MI – 1, MI – 2, KA – 2,
Arunalu, MI – Hot
Major growing area
Widely cultivated in the dry zone, with emphasis on the north-central province and intermediate zone
Spicy, but can be consumed raw, unlike red chillies which are fiery and not for the faint of heart!
AYURVEDA & MEDICINAL USES
Green chillies are packed with an impressive array of chemical compounds that play an integral role in preventing disease and promoting overall good health. The alkaloid compound, capsaicin, showcases anti-bacterial, anti-carcinogenic, analgesic and anti-diabetic properties and also reduces LDL cholesterol levels in obese individuals. The vitamin C in fresh green chillies helps combat scurvy and boosts immunity, protecting you from infections.
Although chilli is largely cultivated for dry chillies, a part of the crop is harvested as green pods. Think of them as the ‘Chosen Few’.
The ideal green chilli is 6-8cm long, slender and is bright green. It is also plump and unbruised, the sight of which is sure to make your mouth water. And yes, although chillies are said to be ‘hot’, green chillies can be consumed raw, canned or pickled.
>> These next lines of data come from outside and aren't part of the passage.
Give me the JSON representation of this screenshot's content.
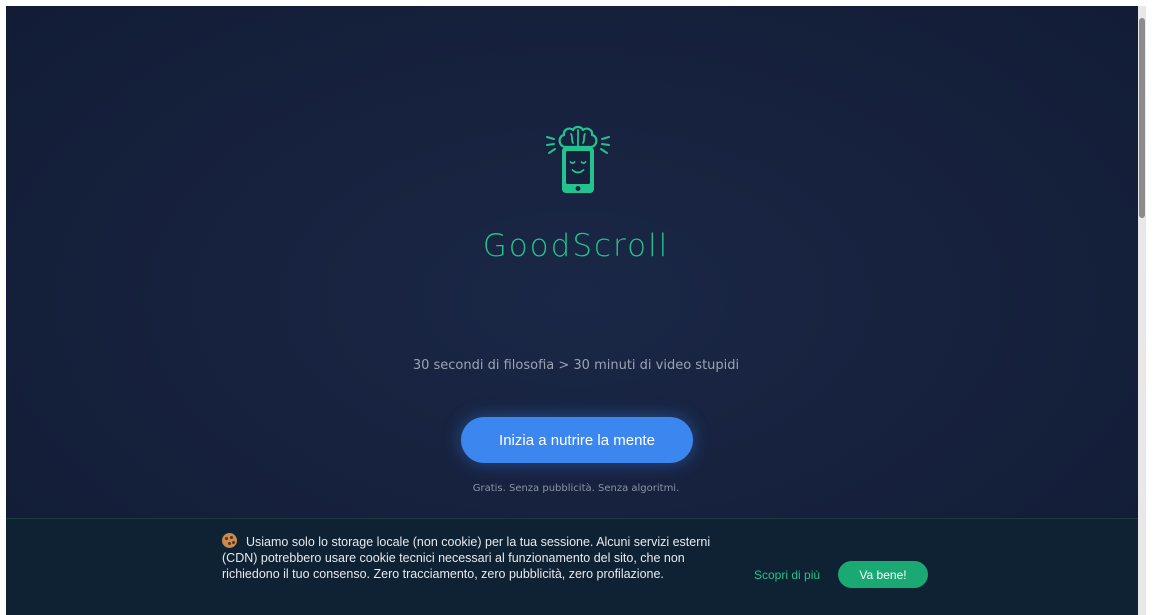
{
  "brand": {
    "name": "GoodScroll",
    "logo_icon": "brain-smartphone-icon",
    "color": "#22c38e"
  },
  "hero": {
    "tagline": "30 secondi di filosofia > 30 minuti di video stupidi",
    "cta_label": "Inizia a nutrire la mente",
    "cta_color": "#3b86ef",
    "note": "Gratis. Senza pubblicità. Senza algoritmi."
  },
  "cookie_banner": {
    "icon": "cookie-icon",
    "text": "Usiamo solo lo storage locale (non cookie) per la tua sessione. Alcuni servizi esterni (CDN) potrebbero usare cookie tecnici necessari al funzionamento del sito, che non richiedono il tuo consenso. Zero tracciamento, zero pubblicità, zero profilazione.",
    "learn_more_label": "Scopri di più",
    "accept_label": "Va bene!",
    "accept_color": "#1aa873"
  },
  "colors": {
    "background": "#16213d",
    "banner_background": "#0f2233"
  }
}
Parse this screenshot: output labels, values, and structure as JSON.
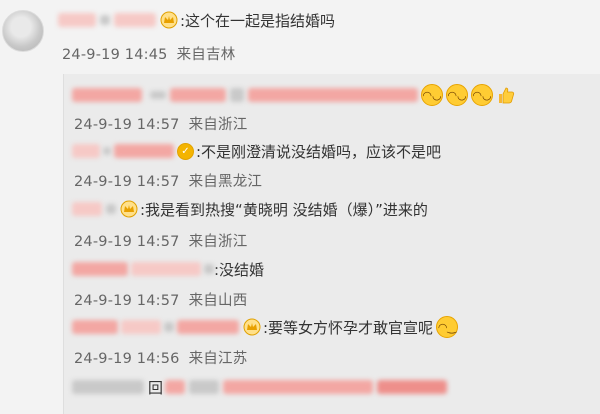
{
  "comment": {
    "text": ":这个在一起是指结婚吗",
    "date": "24-9-19 14:45",
    "location": "来自吉林"
  },
  "replies": [
    {
      "text": "",
      "date": "24-9-19 14:57",
      "location": "来自浙江",
      "emojis": [
        "laugh",
        "laugh",
        "laugh",
        "thumbs-up"
      ]
    },
    {
      "text": ":不是刚澄清说没结婚吗，应该不是吧",
      "date": "24-9-19 14:57",
      "location": "来自黑龙江"
    },
    {
      "text": ":我是看到热搜“黄晓明  没结婚（爆）”进来的",
      "date": "24-9-19 14:57",
      "location": "来自浙江"
    },
    {
      "text": ":没结婚",
      "date": "24-9-19 14:57",
      "location": "来自山西"
    },
    {
      "text": ":要等女方怀孕才敢官宣呢",
      "date": "24-9-19 14:56",
      "location": "来自江苏",
      "emojis": [
        "smile"
      ]
    },
    {
      "text": "回",
      "partial": true
    }
  ],
  "colors": {
    "badge_gold": "#f4b400",
    "blur_pink": "#f3a7a3",
    "meta_grey": "#666666"
  }
}
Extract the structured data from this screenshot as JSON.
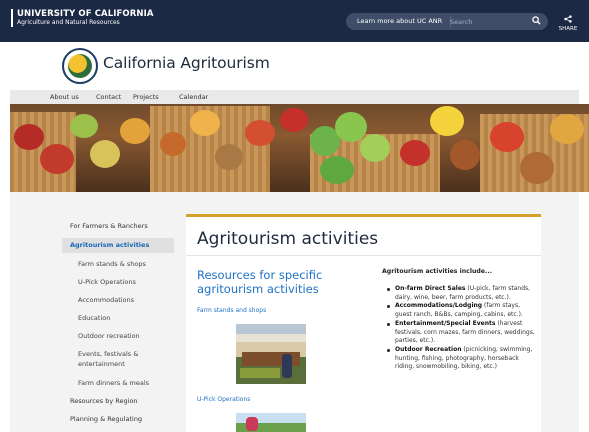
{
  "header": {
    "org_line1": "UNIVERSITY OF CALIFORNIA",
    "org_line2": "Agriculture and Natural Resources",
    "learn_more": "Learn more about UC ANR",
    "search_placeholder": "Search",
    "share_label": "SHARE",
    "search_icon": "search-icon",
    "share_icon": "share-icon"
  },
  "brand": {
    "title": "California Agritourism",
    "logo_icon": "seal-logo"
  },
  "nav": {
    "items": [
      "About us",
      "Contact",
      "Projects",
      "Calendar"
    ]
  },
  "sidebar": {
    "items": [
      {
        "label": "For Farmers & Ranchers"
      },
      {
        "label": "Agritourism activities"
      },
      {
        "label": "Farm stands & shops"
      },
      {
        "label": "U-Pick Operations"
      },
      {
        "label": "Accommodations"
      },
      {
        "label": "Education"
      },
      {
        "label": "Outdoor recreation"
      },
      {
        "label": "Events, festivals &"
      },
      {
        "label": "entertainment"
      },
      {
        "label": "Farm dinners & meals"
      },
      {
        "label": "Resources by Region"
      },
      {
        "label": "Planning & Regulating"
      }
    ]
  },
  "main": {
    "title": "Agritourism activities",
    "resources_title": "Resources for specific agritourism activities",
    "link_farm_stands": "Farm stands and shops",
    "link_upick": "U-Pick Operations",
    "include_heading": "Agritourism activities include...",
    "bullets": [
      {
        "title": "On-farm Direct Sales",
        "text": " (U-pick, farm stands, dairy, wine, beer, farm products, etc.)."
      },
      {
        "title": "Accommodations/Lodging",
        "text": " (farm stays, guest ranch, B&Bs, camping, cabins, etc.)."
      },
      {
        "title": "Entertainment/Special Events",
        "text": " (harvest festivals, corn mazes, farm dinners, weddings, parties, etc.)."
      },
      {
        "title": "Outdoor Recreation",
        "text": " (picnicking, swimming, hunting, fishing, photography, horseback riding, snowmobiling, biking, etc.)"
      }
    ]
  },
  "colors": {
    "topbar": "#1b2944",
    "accent_gold": "#d89f2a",
    "link_blue": "#1f73c4"
  }
}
Who doesn’t enjoy stuffed green chillies? Given how easy it is to make, and the obvious deliciousness, the dish is a hit at any meal. All you need are 4 long plump green chillies, 2 large mashed potatoes, 1 small onion, black pepper, 1/4 teaspoon chilli powder and cooking oil. Boil the potatoes and mash roughly. Dry fry minced and chopped onion and then add the mashed potatoes. Mix them together, seasoning with salt, black pepper and chilli powder. Let the mixture cool. Slit green chillies right down the front and remove seeds, fill with potato mixture and spear with cocktail sticks to secure filling. Deep fry till chillies look brown and crispy. Drain on kitchen paper and serve sprinkled with a little sea salt.